* [RECORDS PROVIDED]
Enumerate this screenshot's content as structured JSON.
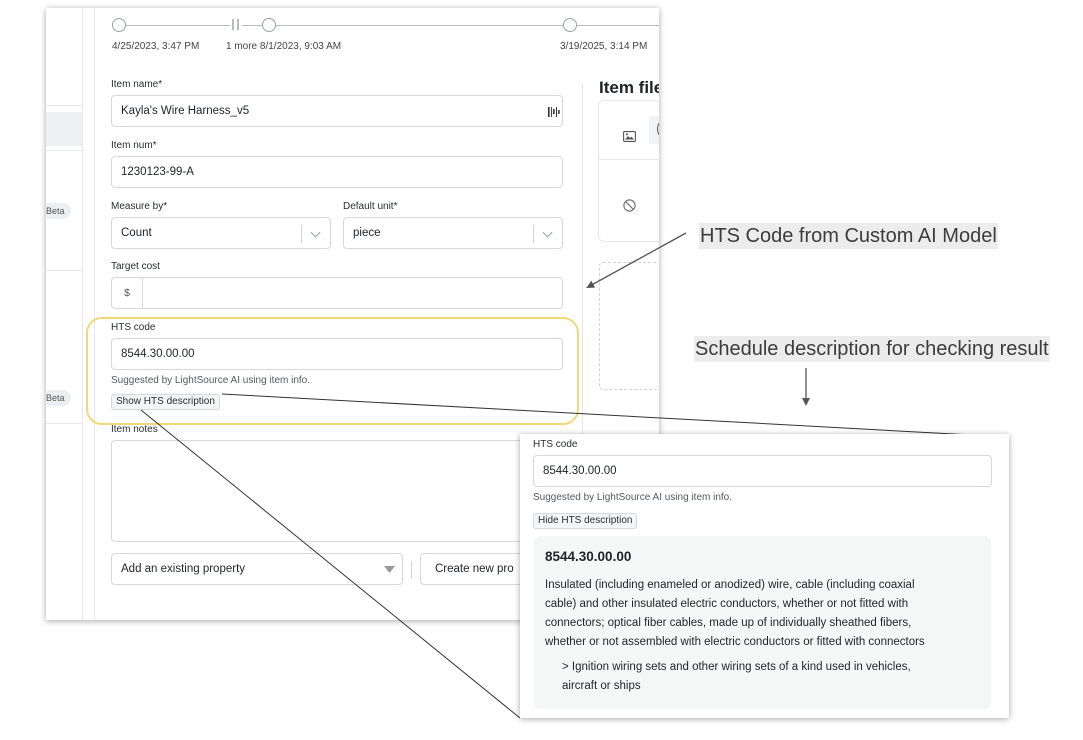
{
  "timeline": {
    "dates": [
      "4/25/2023, 3:47 PM",
      "1 more 8/1/2023, 9:03 AM",
      "3/19/2025, 3:14 PM"
    ]
  },
  "sidebar": {
    "badges": [
      "Beta",
      "Beta"
    ]
  },
  "form": {
    "item_name_label": "Item name*",
    "item_name_value": "Kayla's Wire Harness_v5",
    "item_num_label": "Item num*",
    "item_num_value": "1230123-99-A",
    "measure_label": "Measure by*",
    "measure_value": "Count",
    "unit_label": "Default unit*",
    "unit_value": "piece",
    "target_cost_label": "Target cost",
    "currency_symbol": "$",
    "target_cost_value": "",
    "hts_label": "HTS code",
    "hts_value": "8544.30.00.00",
    "hts_hint": "Suggested by LightSource AI using item info.",
    "show_hts_button": "Show HTS description",
    "notes_label": "Item notes",
    "add_property_label": "Add an existing property",
    "create_property_label": "Create new pro"
  },
  "right_panel": {
    "title": "Item file"
  },
  "annotations": {
    "hts_model": "HTS Code from Custom AI Model",
    "schedule_desc": "Schedule description for checking result"
  },
  "inset": {
    "hts_label": "HTS code",
    "hts_value": "8544.30.00.00",
    "hint": "Suggested by LightSource AI using item info.",
    "hide_button": "Hide HTS description",
    "desc_code": "8544.30.00.00",
    "desc_lines": [
      "Insulated (including enameled or anodized) wire, cable (including coaxial",
      "cable) and other insulated electric conductors, whether or not fitted with",
      "connectors; optical fiber cables, made up of individually sheathed fibers,",
      "whether or not assembled with electric conductors or fitted with connectors"
    ],
    "sub_lines": [
      "> Ignition wiring sets and other wiring sets of a kind used in vehicles,",
      "aircraft or ships"
    ]
  },
  "colors": {
    "highlight": "#f2d77a",
    "desc_background": "#f5f7f6",
    "annotation_background": "#ececec"
  },
  "icons": [
    "image-icon",
    "blocked-icon",
    "chevron-down-icon",
    "barcode-icon",
    "arrow-icon"
  ]
}
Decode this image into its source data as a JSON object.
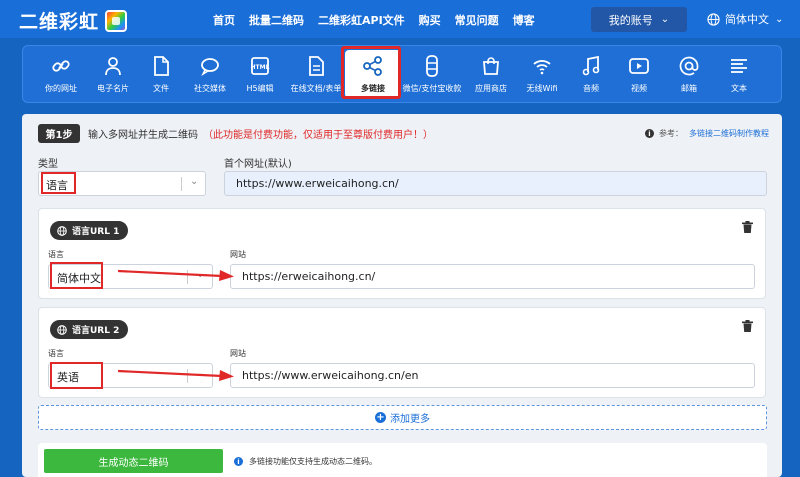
{
  "header": {
    "brand": "二维彩虹",
    "nav": [
      "首页",
      "批量二维码",
      "二维彩虹API文件",
      "购买",
      "常见问题",
      "博客"
    ],
    "account": "我的账号",
    "language": "简体中文"
  },
  "categories": [
    {
      "label": "你的网址",
      "icon": "link-icon"
    },
    {
      "label": "电子名片",
      "icon": "person-icon"
    },
    {
      "label": "文件",
      "icon": "file-icon"
    },
    {
      "label": "社交媒体",
      "icon": "chat-bubble-icon"
    },
    {
      "label": "H5编辑",
      "icon": "html-icon"
    },
    {
      "label": "在线文档/表单",
      "icon": "document-icon"
    },
    {
      "label": "多链接",
      "icon": "share-icon",
      "active": true
    },
    {
      "label": "微信/支付宝收款",
      "icon": "payment-icon"
    },
    {
      "label": "应用商店",
      "icon": "store-bag-icon"
    },
    {
      "label": "无线Wifi",
      "icon": "wifi-icon"
    },
    {
      "label": "音频",
      "icon": "music-icon"
    },
    {
      "label": "视频",
      "icon": "video-icon"
    },
    {
      "label": "邮箱",
      "icon": "at-icon"
    },
    {
      "label": "文本",
      "icon": "text-icon"
    }
  ],
  "step": {
    "badge": "第1步",
    "title": "输入多网址并生成二维码",
    "note": "（此功能是付费功能，仅适用于至尊版付费用户！）",
    "ref_label": "参考：",
    "ref_link": "多链接二维码制作教程"
  },
  "form": {
    "type_label": "类型",
    "type_value": "语言",
    "first_url_label": "首个网址(默认)",
    "first_url_value": "https://www.erweicaihong.cn/"
  },
  "entries": [
    {
      "badge": "语言URL 1",
      "lang_label": "语言",
      "lang_value": "简体中文",
      "site_label": "网站",
      "site_value": "https://erweicaihong.cn/"
    },
    {
      "badge": "语言URL 2",
      "lang_label": "语言",
      "lang_value": "英语",
      "site_label": "网站",
      "site_value": "https://www.erweicaihong.cn/en"
    }
  ],
  "add_more": "添加更多",
  "generate_button": "生成动态二维码",
  "generate_note": "多链接功能仅支持生成动态二维码。",
  "colors": {
    "nav_blue": "#1a6ed8",
    "highlight_red": "#e02828",
    "generate_green": "#3cb83e"
  }
}
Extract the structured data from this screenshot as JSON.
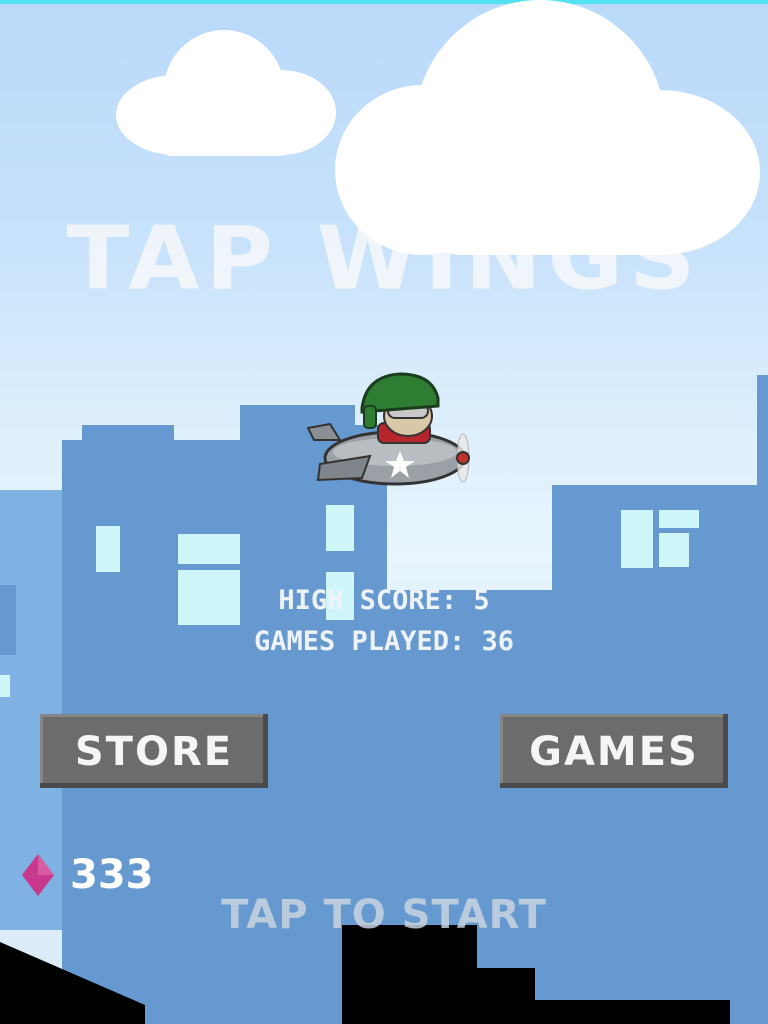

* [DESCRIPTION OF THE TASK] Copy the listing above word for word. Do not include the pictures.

* [RESPONSE TO THIS EXERCISE]
Enumerate this screenshot's content as structured JSON.
{
  "timeline": {
    "dates": [
      "4/25/2023, 3:47 PM",
      "1 more 8/1/2023, 9:03 AM",
      "3/19/2025, 3:14 PM"
    ]
  },
  "sidebar": {
    "badges": [
      "Beta",
      "Beta"
    ]
  },
  "form": {
    "item_name_label": "Item name*",
    "item_name_value": "Kayla's Wire Harness_v5",
    "item_num_label": "Item num*",
    "item_num_value": "1230123-99-A",
    "measure_label": "Measure by*",
    "measure_value": "Count",
    "unit_label": "Default unit*",
    "unit_value": "piece",
    "target_cost_label": "Target cost",
    "currency_symbol": "$",
    "target_cost_value": "",
    "hts_label": "HTS code",
    "hts_value": "8544.30.00.00",
    "hts_hint": "Suggested by LightSource AI using item info.",
    "show_hts_button": "Show HTS description",
    "notes_label": "Item notes",
    "add_property_label": "Add an existing property",
    "create_property_label": "Create new pro"
  },
  "right_panel": {
    "title": "Item file"
  },
  "annotations": {
    "hts_model": "HTS Code from Custom AI Model",
    "schedule_desc": "Schedule description for checking result"
  },
  "inset": {
    "hts_label": "HTS code",
    "hts_value": "8544.30.00.00",
    "hint": "Suggested by LightSource AI using item info.",
    "hide_button": "Hide HTS description",
    "desc_code": "8544.30.00.00",
    "desc_lines": [
      "Insulated (including enameled or anodized) wire, cable (including coaxial",
      "cable) and other insulated electric conductors, whether or not fitted with",
      "connectors; optical fiber cables, made up of individually sheathed fibers,",
      "whether or not assembled with electric conductors or fitted with connectors"
    ],
    "sub_lines": [
      "> Ignition wiring sets and other wiring sets of a kind used in vehicles,",
      "aircraft or ships"
    ]
  },
  "colors": {
    "highlight": "#f2d77a",
    "desc_background": "#f5f7f6",
    "annotation_background": "#ececec"
  },
  "icons": [
    "image-icon",
    "blocked-icon",
    "chevron-down-icon",
    "barcode-icon",
    "arrow-icon"
  ]
}
Decode this image into its source data as a JSON object.
{
  "header": {
    "brand": "二维彩虹",
    "nav": [
      "首页",
      "批量二维码",
      "二维彩虹API文件",
      "购买",
      "常见问题",
      "博客"
    ],
    "account": "我的账号",
    "language": "简体中文"
  },
  "categories": [
    {
      "label": "你的网址",
      "icon": "link-icon"
    },
    {
      "label": "电子名片",
      "icon": "person-icon"
    },
    {
      "label": "文件",
      "icon": "file-icon"
    },
    {
      "label": "社交媒体",
      "icon": "chat-bubble-icon"
    },
    {
      "label": "H5编辑",
      "icon": "html-icon"
    },
    {
      "label": "在线文档/表单",
      "icon": "document-icon"
    },
    {
      "label": "多链接",
      "icon": "share-icon",
      "active": true
    },
    {
      "label": "微信/支付宝收款",
      "icon": "payment-icon"
    },
    {
      "label": "应用商店",
      "icon": "store-bag-icon"
    },
    {
      "label": "无线Wifi",
      "icon": "wifi-icon"
    },
    {
      "label": "音频",
      "icon": "music-icon"
    },
    {
      "label": "视频",
      "icon": "video-icon"
    },
    {
      "label": "邮箱",
      "icon": "at-icon"
    },
    {
      "label": "文本",
      "icon": "text-icon"
    }
  ],
  "step": {
    "badge": "第1步",
    "title": "输入多网址并生成二维码",
    "note": "（此功能是付费功能，仅适用于至尊版付费用户！）",
    "ref_label": "参考：",
    "ref_link": "多链接二维码制作教程"
  },
  "form": {
    "type_label": "类型",
    "type_value": "语言",
    "first_url_label": "首个网址(默认)",
    "first_url_value": "https://www.erweicaihong.cn/"
  },
  "entries": [
    {
      "badge": "语言URL 1",
      "lang_label": "语言",
      "lang_value": "简体中文",
      "site_label": "网站",
      "site_value": "https://erweicaihong.cn/"
    },
    {
      "badge": "语言URL 2",
      "lang_label": "语言",
      "lang_value": "英语",
      "site_label": "网站",
      "site_value": "https://www.erweicaihong.cn/en"
    }
  ],
  "add_more": "添加更多",
  "generate_button": "生成动态二维码",
  "generate_note": "多链接功能仅支持生成动态二维码。",
  "colors": {
    "nav_blue": "#1a6ed8",
    "highlight_red": "#e02828",
    "generate_green": "#3cb83e"
  }
}
Extract the structured data from this screenshot as JSON.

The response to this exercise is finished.